Skip to main content

Terms

English Language Learner (ELL): Anyone who is in the process of activitely acquiring English and whose primary language is other than English

 

English Learner (EL): Alternative term for English Language Learner, can be used interchangeably. 

 

EFL: English as a foreign language

 

ESL: English as a second language

 

Interlanguage: The type of language used by language learners who are in the process of learning a target language.

 

L1: First language

 

L2: Second language, not the speaker's native language.

 

Limited English Proficiency Student: (1) any student identified by the Home Language Survey and who has not attained a Composite Score Level 6 on the ACCESS for ELLs annual assessment, or (2) any newly-enrolled student who has been administered the ACCESS for ELLS by another Maine SAU and who has not attained a Composite Level 6 score.

 

TESOL: Teaching English to speakers of other languages

Stages of Second Language Acquisition
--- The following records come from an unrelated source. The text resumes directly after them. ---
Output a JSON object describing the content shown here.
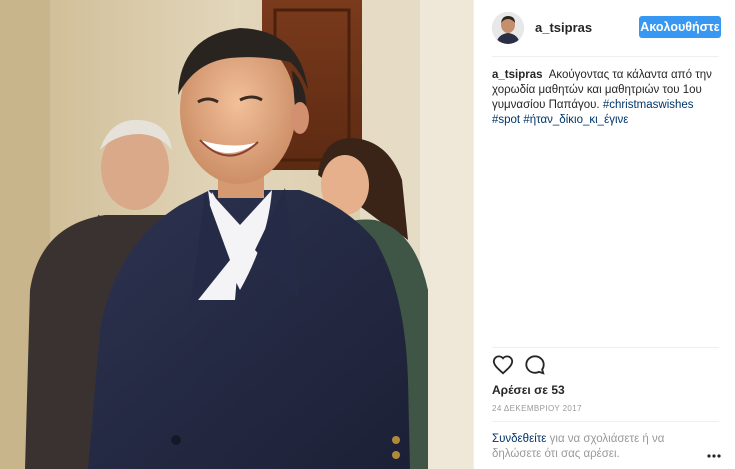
{
  "post": {
    "username": "a_tsipras",
    "follow_label": "Ακολουθήστε",
    "caption": {
      "username": "a_tsipras",
      "text": "Ακούγοντας τα κάλαντα από την χορωδία μαθητών και μαθητριών του 1ου γυμνασίου Παπάγου.",
      "hashtags": [
        "#christmaswishes",
        "#spot",
        "#ήταν_δίκιο_κι_έγινε"
      ]
    },
    "likes_text": "Αρέσει σε 53",
    "date_text": "24 ΔΕΚΕΜΒΡΙΟΥ 2017",
    "comment_prompt": {
      "login_link": "Συνδεθείτε",
      "rest": "για να σχολιάσετε ή να δηλώσετε ότι σας αρέσει."
    }
  },
  "icons": {
    "like": "heart-icon",
    "comment": "comment-bubble-icon",
    "more": "more-options-icon"
  },
  "colors": {
    "follow_button": "#3897f0",
    "link": "#003569",
    "muted": "#999999"
  }
}
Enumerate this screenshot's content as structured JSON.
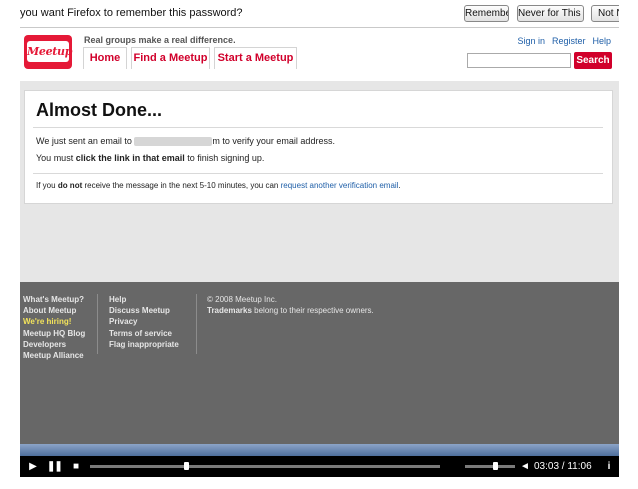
{
  "password_bar": {
    "message": "you want Firefox to remember this password?",
    "remember_label": "Remember",
    "never_label": "Never for This Site",
    "not_now_label": "Not No"
  },
  "header": {
    "logo_text": "Meetup",
    "tagline": "Real groups make a real difference.",
    "nav": [
      "Home",
      "Find a Meetup",
      "Start a Meetup"
    ],
    "links": [
      "Sign in",
      "Register",
      "Help"
    ],
    "search_placeholder": "",
    "search_button": "Search",
    "accent_color": "#d1002b"
  },
  "main": {
    "title": "Almost Done...",
    "line1_before": "We just sent an email to",
    "line1_after": "m to verify your email address.",
    "line2_before": "You must",
    "line2_bold": "click the link in that email",
    "line2_after": "to finish signing up.",
    "note_before": "If you",
    "note_bold": "do not",
    "note_middle": "receive the message in the next 5-10 minutes, you can",
    "note_link": "request another verification email",
    "note_end": "."
  },
  "footer": {
    "col1": [
      "What's Meetup?",
      "About Meetup",
      "We're hiring!",
      "Meetup HQ Blog",
      "Developers",
      "Meetup Alliance"
    ],
    "col2": [
      "Help",
      "Discuss Meetup",
      "Privacy",
      "Terms of service",
      "Flag inappropriate"
    ],
    "copyright": "© 2008 Meetup Inc.",
    "trademark_bold": "Trademarks",
    "trademark_rest": "belong to their respective owners."
  },
  "player": {
    "time": "03:03 / 11:06",
    "progress_fraction": 0.275,
    "volume_fraction": 0.6
  }
}
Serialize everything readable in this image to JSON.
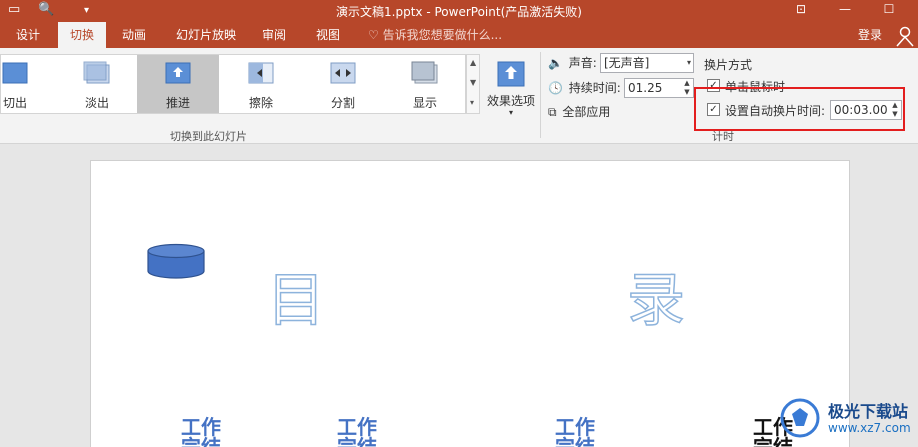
{
  "window": {
    "title": "演示文稿1.pptx - PowerPoint(产品激活失败)",
    "restore_icon": "ribbon-display-options-icon",
    "minimize_symbol": "—"
  },
  "tabs": [
    {
      "label": "设计"
    },
    {
      "label": "切换",
      "active": true
    },
    {
      "label": "动画"
    },
    {
      "label": "幻灯片放映"
    },
    {
      "label": "审阅"
    },
    {
      "label": "视图"
    }
  ],
  "tell_me": "告诉我您想要做什么...",
  "login": "登录",
  "transitions": [
    {
      "label": "切出",
      "icon": "cut-transition-icon"
    },
    {
      "label": "淡出",
      "icon": "fade-transition-icon"
    },
    {
      "label": "推进",
      "icon": "push-transition-icon",
      "selected": true
    },
    {
      "label": "擦除",
      "icon": "wipe-transition-icon"
    },
    {
      "label": "分割",
      "icon": "split-transition-icon"
    },
    {
      "label": "显示",
      "icon": "reveal-transition-icon"
    }
  ],
  "effect_options": "效果选项",
  "group_transition": "切换到此幻灯片",
  "timing": {
    "sound_label": "声音:",
    "sound_value": "[无声音]",
    "duration_label": "持续时间:",
    "duration_value": "01.25",
    "apply_all": "全部应用",
    "advance_title": "换片方式",
    "on_click": "单击鼠标时",
    "on_click_checked": true,
    "auto_label": "设置自动换片时间:",
    "auto_checked": true,
    "auto_value": "00:03.00",
    "group_label": "计时"
  },
  "slide": {
    "char1": "目",
    "char2": "录",
    "items": [
      "工作\n完结",
      "工作\n完结",
      "工作\n完结",
      "工作\n完结"
    ]
  },
  "watermark": {
    "name": "极光下载站",
    "url": "www.xz7.com"
  },
  "colors": {
    "accent": "#b7472a",
    "highlight": "#e31e1e",
    "shape": "#4472c4"
  }
}
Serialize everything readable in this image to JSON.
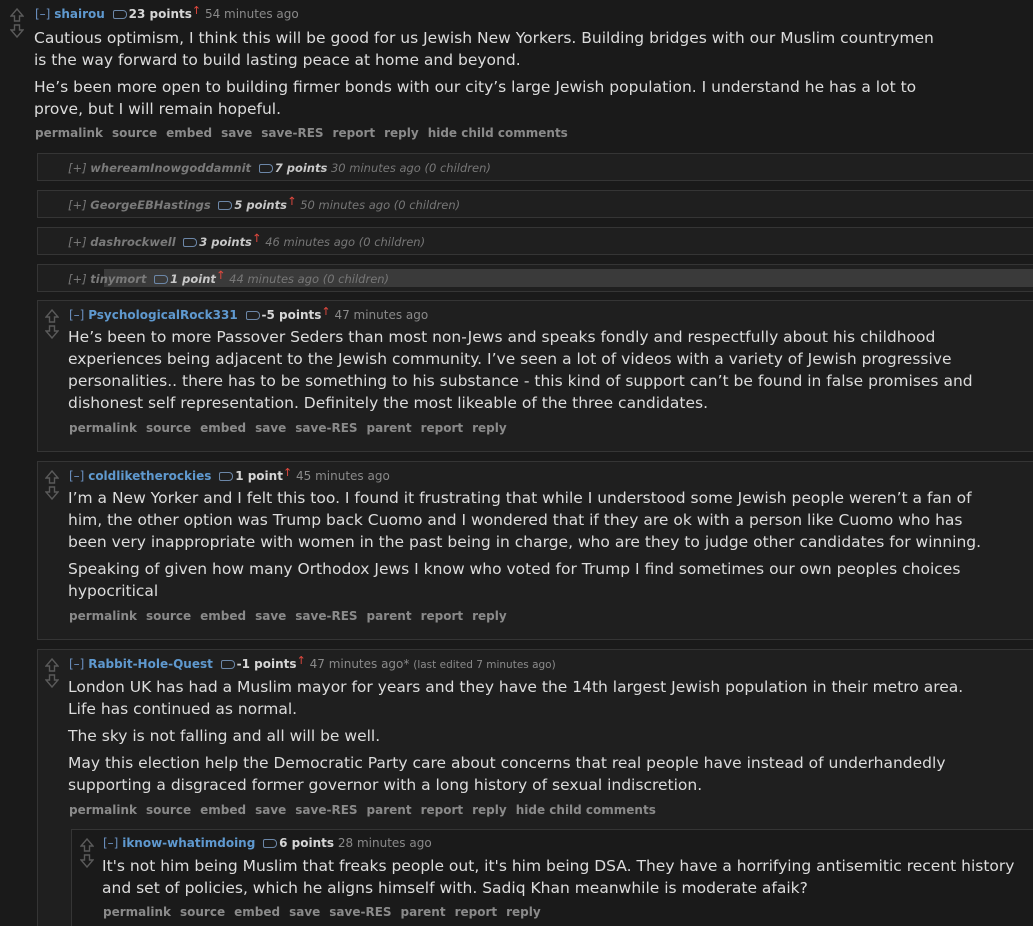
{
  "top_comment": {
    "expand": "[–]",
    "author": "shairou",
    "score": "23 points",
    "up": "↑",
    "time": "54 minutes ago",
    "paragraphs": [
      "Cautious optimism, I think this will be good for us Jewish New Yorkers. Building bridges with our Muslim countrymen is the way forward to build lasting peace at home and beyond.",
      "He’s been more open to building firmer bonds with our city’s large Jewish population. I understand he has a lot to prove, but I will remain hopeful."
    ],
    "actions": [
      "permalink",
      "source",
      "embed",
      "save",
      "save-RES",
      "report",
      "reply",
      "hide child comments"
    ]
  },
  "collapsed": [
    {
      "expand": "[+]",
      "author": "whereamInowgoddamnit",
      "score": "7 points",
      "up": "",
      "rest": "30 minutes ago (0 children)"
    },
    {
      "expand": "[+]",
      "author": "GeorgeEBHastings",
      "score": "5 points",
      "up": "↑",
      "rest": "50 minutes ago (0 children)"
    },
    {
      "expand": "[+]",
      "author": "dashrockwell",
      "score": "3 points",
      "up": "↑",
      "rest": "46 minutes ago (0 children)"
    },
    {
      "expand": "[+]",
      "author": "tinymort",
      "score": "1 point",
      "up": "↑",
      "rest": "44 minutes ago (0 children)"
    }
  ],
  "comments": [
    {
      "expand": "[–]",
      "author": "PsychologicalRock331",
      "score": "-5 points",
      "up": "↑",
      "time": "47 minutes ago",
      "edited": "",
      "paragraphs": [
        "He’s been to more Passover Seders than most non-Jews and speaks fondly and respectfully about his childhood experiences being adjacent to the Jewish community. I’ve seen a lot of videos with a variety of Jewish progressive personalities.. there has to be something to his substance - this kind of support can’t be found in false promises and dishonest self representation. Definitely the most likeable of the three candidates."
      ],
      "actions": [
        "permalink",
        "source",
        "embed",
        "save",
        "save-RES",
        "parent",
        "report",
        "reply"
      ]
    },
    {
      "expand": "[–]",
      "author": "coldliketherockies",
      "score": "1 point",
      "up": "↑",
      "time": "45 minutes ago",
      "edited": "",
      "paragraphs": [
        "I’m a New Yorker and I felt this too. I found it frustrating that while I understood some Jewish people weren’t a fan of him, the other option was Trump back Cuomo and I wondered that if they are ok with a person like Cuomo who has been very inappropriate with women in the past being in charge, who are they to judge other candidates for winning.",
        "Speaking of given how many Orthodox Jews I know who voted for Trump I find sometimes our own peoples choices hypocritical"
      ],
      "actions": [
        "permalink",
        "source",
        "embed",
        "save",
        "save-RES",
        "parent",
        "report",
        "reply"
      ]
    },
    {
      "expand": "[–]",
      "author": "Rabbit-Hole-Quest",
      "score": "-1 points",
      "up": "↑",
      "time": "47 minutes ago*",
      "edited": "(last edited 7 minutes ago)",
      "paragraphs": [
        "London UK has had a Muslim mayor for years and they have the 14th largest Jewish population in their metro area. Life has continued as normal.",
        "The sky is not falling and all will be well.",
        "May this election help the Democratic Party care about concerns that real people have instead of underhandedly supporting a disgraced former governor with a long history of sexual indiscretion."
      ],
      "actions": [
        "permalink",
        "source",
        "embed",
        "save",
        "save-RES",
        "parent",
        "report",
        "reply",
        "hide child comments"
      ]
    },
    {
      "expand": "[–]",
      "author": "iknow-whatimdoing",
      "score": "6 points",
      "up": "",
      "time": "28 minutes ago",
      "edited": "",
      "paragraphs": [
        "It's not him being Muslim that freaks people out, it's him being DSA. They have a horrifying antisemitic recent history and set of policies, which he aligns himself with. Sadiq Khan meanwhile is moderate afaik?"
      ],
      "actions": [
        "permalink",
        "source",
        "embed",
        "save",
        "save-RES",
        "parent",
        "report",
        "reply"
      ]
    }
  ]
}
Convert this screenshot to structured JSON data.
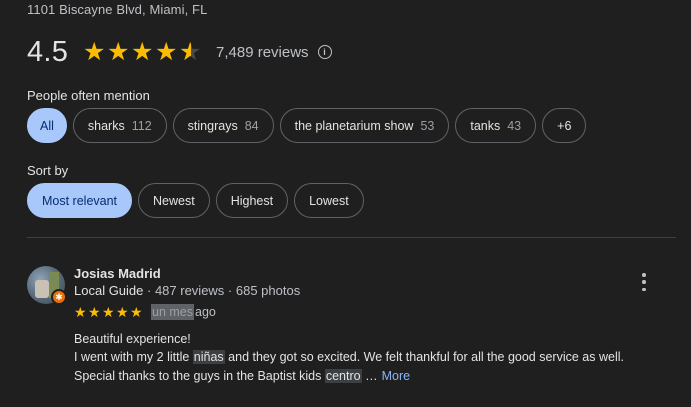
{
  "place": {
    "address": "1101 Biscayne Blvd, Miami, FL",
    "rating": "4.5",
    "rating_value": 4.5,
    "reviews_count": "7,489 reviews"
  },
  "mentions": {
    "label": "People often mention",
    "chips": [
      {
        "label": "All",
        "count": "",
        "active": true
      },
      {
        "label": "sharks",
        "count": "112"
      },
      {
        "label": "stingrays",
        "count": "84"
      },
      {
        "label": "the planetarium show",
        "count": "53"
      },
      {
        "label": "tanks",
        "count": "43"
      },
      {
        "label": "+6",
        "count": ""
      }
    ]
  },
  "sort": {
    "label": "Sort by",
    "options": [
      {
        "label": "Most relevant",
        "active": true
      },
      {
        "label": "Newest"
      },
      {
        "label": "Highest"
      },
      {
        "label": "Lowest"
      }
    ]
  },
  "review": {
    "name": "Josias Madrid",
    "guide": "Local Guide",
    "meta": " · 487 reviews · 685 photos",
    "badge": "✱",
    "stars": 5,
    "time_highlight": "un mes",
    "time_rest": "ago",
    "line1": "Beautiful experience!",
    "line2_a": "I went with my 2 little ",
    "line2_hl": "niñas",
    "line2_b": " and they got so excited. We felt thankful for all the good service as well.",
    "line3_a": "Special thanks to the guys in the Baptist kids ",
    "line3_hl": "centro",
    "line3_b": " …",
    "more": "More"
  },
  "colors": {
    "background": "#1f1f1f",
    "star": "#fbbc04",
    "active_chip": "#a8c7fa",
    "link": "#8ab4f8",
    "guide_badge": "#e8710a"
  },
  "icons": [
    "star-icon",
    "info-icon",
    "more-vert-icon",
    "local-guide-badge-icon"
  ]
}
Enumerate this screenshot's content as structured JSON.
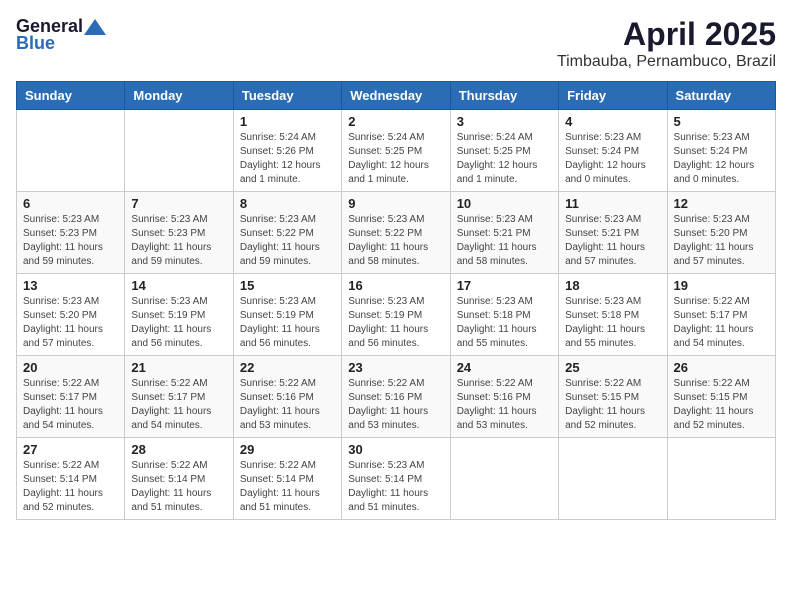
{
  "header": {
    "logo_general": "General",
    "logo_blue": "Blue",
    "month_title": "April 2025",
    "location": "Timbauba, Pernambuco, Brazil"
  },
  "weekdays": [
    "Sunday",
    "Monday",
    "Tuesday",
    "Wednesday",
    "Thursday",
    "Friday",
    "Saturday"
  ],
  "weeks": [
    [
      {
        "day": "",
        "info": ""
      },
      {
        "day": "",
        "info": ""
      },
      {
        "day": "1",
        "info": "Sunrise: 5:24 AM\nSunset: 5:26 PM\nDaylight: 12 hours and 1 minute."
      },
      {
        "day": "2",
        "info": "Sunrise: 5:24 AM\nSunset: 5:25 PM\nDaylight: 12 hours and 1 minute."
      },
      {
        "day": "3",
        "info": "Sunrise: 5:24 AM\nSunset: 5:25 PM\nDaylight: 12 hours and 1 minute."
      },
      {
        "day": "4",
        "info": "Sunrise: 5:23 AM\nSunset: 5:24 PM\nDaylight: 12 hours and 0 minutes."
      },
      {
        "day": "5",
        "info": "Sunrise: 5:23 AM\nSunset: 5:24 PM\nDaylight: 12 hours and 0 minutes."
      }
    ],
    [
      {
        "day": "6",
        "info": "Sunrise: 5:23 AM\nSunset: 5:23 PM\nDaylight: 11 hours and 59 minutes."
      },
      {
        "day": "7",
        "info": "Sunrise: 5:23 AM\nSunset: 5:23 PM\nDaylight: 11 hours and 59 minutes."
      },
      {
        "day": "8",
        "info": "Sunrise: 5:23 AM\nSunset: 5:22 PM\nDaylight: 11 hours and 59 minutes."
      },
      {
        "day": "9",
        "info": "Sunrise: 5:23 AM\nSunset: 5:22 PM\nDaylight: 11 hours and 58 minutes."
      },
      {
        "day": "10",
        "info": "Sunrise: 5:23 AM\nSunset: 5:21 PM\nDaylight: 11 hours and 58 minutes."
      },
      {
        "day": "11",
        "info": "Sunrise: 5:23 AM\nSunset: 5:21 PM\nDaylight: 11 hours and 57 minutes."
      },
      {
        "day": "12",
        "info": "Sunrise: 5:23 AM\nSunset: 5:20 PM\nDaylight: 11 hours and 57 minutes."
      }
    ],
    [
      {
        "day": "13",
        "info": "Sunrise: 5:23 AM\nSunset: 5:20 PM\nDaylight: 11 hours and 57 minutes."
      },
      {
        "day": "14",
        "info": "Sunrise: 5:23 AM\nSunset: 5:19 PM\nDaylight: 11 hours and 56 minutes."
      },
      {
        "day": "15",
        "info": "Sunrise: 5:23 AM\nSunset: 5:19 PM\nDaylight: 11 hours and 56 minutes."
      },
      {
        "day": "16",
        "info": "Sunrise: 5:23 AM\nSunset: 5:19 PM\nDaylight: 11 hours and 56 minutes."
      },
      {
        "day": "17",
        "info": "Sunrise: 5:23 AM\nSunset: 5:18 PM\nDaylight: 11 hours and 55 minutes."
      },
      {
        "day": "18",
        "info": "Sunrise: 5:23 AM\nSunset: 5:18 PM\nDaylight: 11 hours and 55 minutes."
      },
      {
        "day": "19",
        "info": "Sunrise: 5:22 AM\nSunset: 5:17 PM\nDaylight: 11 hours and 54 minutes."
      }
    ],
    [
      {
        "day": "20",
        "info": "Sunrise: 5:22 AM\nSunset: 5:17 PM\nDaylight: 11 hours and 54 minutes."
      },
      {
        "day": "21",
        "info": "Sunrise: 5:22 AM\nSunset: 5:17 PM\nDaylight: 11 hours and 54 minutes."
      },
      {
        "day": "22",
        "info": "Sunrise: 5:22 AM\nSunset: 5:16 PM\nDaylight: 11 hours and 53 minutes."
      },
      {
        "day": "23",
        "info": "Sunrise: 5:22 AM\nSunset: 5:16 PM\nDaylight: 11 hours and 53 minutes."
      },
      {
        "day": "24",
        "info": "Sunrise: 5:22 AM\nSunset: 5:16 PM\nDaylight: 11 hours and 53 minutes."
      },
      {
        "day": "25",
        "info": "Sunrise: 5:22 AM\nSunset: 5:15 PM\nDaylight: 11 hours and 52 minutes."
      },
      {
        "day": "26",
        "info": "Sunrise: 5:22 AM\nSunset: 5:15 PM\nDaylight: 11 hours and 52 minutes."
      }
    ],
    [
      {
        "day": "27",
        "info": "Sunrise: 5:22 AM\nSunset: 5:14 PM\nDaylight: 11 hours and 52 minutes."
      },
      {
        "day": "28",
        "info": "Sunrise: 5:22 AM\nSunset: 5:14 PM\nDaylight: 11 hours and 51 minutes."
      },
      {
        "day": "29",
        "info": "Sunrise: 5:22 AM\nSunset: 5:14 PM\nDaylight: 11 hours and 51 minutes."
      },
      {
        "day": "30",
        "info": "Sunrise: 5:23 AM\nSunset: 5:14 PM\nDaylight: 11 hours and 51 minutes."
      },
      {
        "day": "",
        "info": ""
      },
      {
        "day": "",
        "info": ""
      },
      {
        "day": "",
        "info": ""
      }
    ]
  ]
}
1. Pre-Production Also known as the "silent period;" learner takes in the new language. Learners may have up to 500 words in their vocabulary, but are not yet speaking. The school day is exhausting for these new learners as they take in a new language.
2. Early Production Learners show improved comprehension and begin to speak using shorts words or simple sentences. The emphasis at this stage is still on absorbing the new language, and learners will produce many errors as they try out the new language.
3. Speech Emergent Learners produce simple sentences, while still relying on context clues and familiar topics. Learners use common nouns, verbs, and adjectives, and will make some pronunciation and language use errors.
4. Beginning Fluency Learners are fairly fluent in social situations with fewer errors. Learners still struggle with new contexts and academic situations, and may have difficulty expressing themselves due to vocabulary gaps.
5. Intermediate Fluency Learners have a more extensive vocabulary and use more complex sentences in writing and speaking. Learners can express themselves in new situations and academic contexts, but there may still be some gaps in vocabulary and phrases. 
6. Advanced Fluency Learners communicate fluently in all contexts, in new situations and academic settings. At this stage, learners may still have an accent and use idiomatic expressions incorrectly at times, but have exited ESL programs and are essentially fluent.

Conversational Language vs. Academic Language

Conversational English

  • Necessary for daily life, social situations, making friends, understanding common slang and idioms, and enjoying American entertainment.
  • Takes one to two years to learn how to speak and understand a normal conversation.
  • Young learners may pick up conversational English quickly through immersion and interactions with peers.

 

Academic English

  • Necessary for success in school and college, as well as job-seeking and formal situations.
  • Takes four to 10 years to use English in grade-appropriate reading and writing, problem-solving and critical thinking activities (this includes the one to two years learning conversational English).
  • Students who studied English in their home country may be poised for success in academic English, but have low confidence in conversational English.

 

Both Conversational English and Academic English are necessary for success.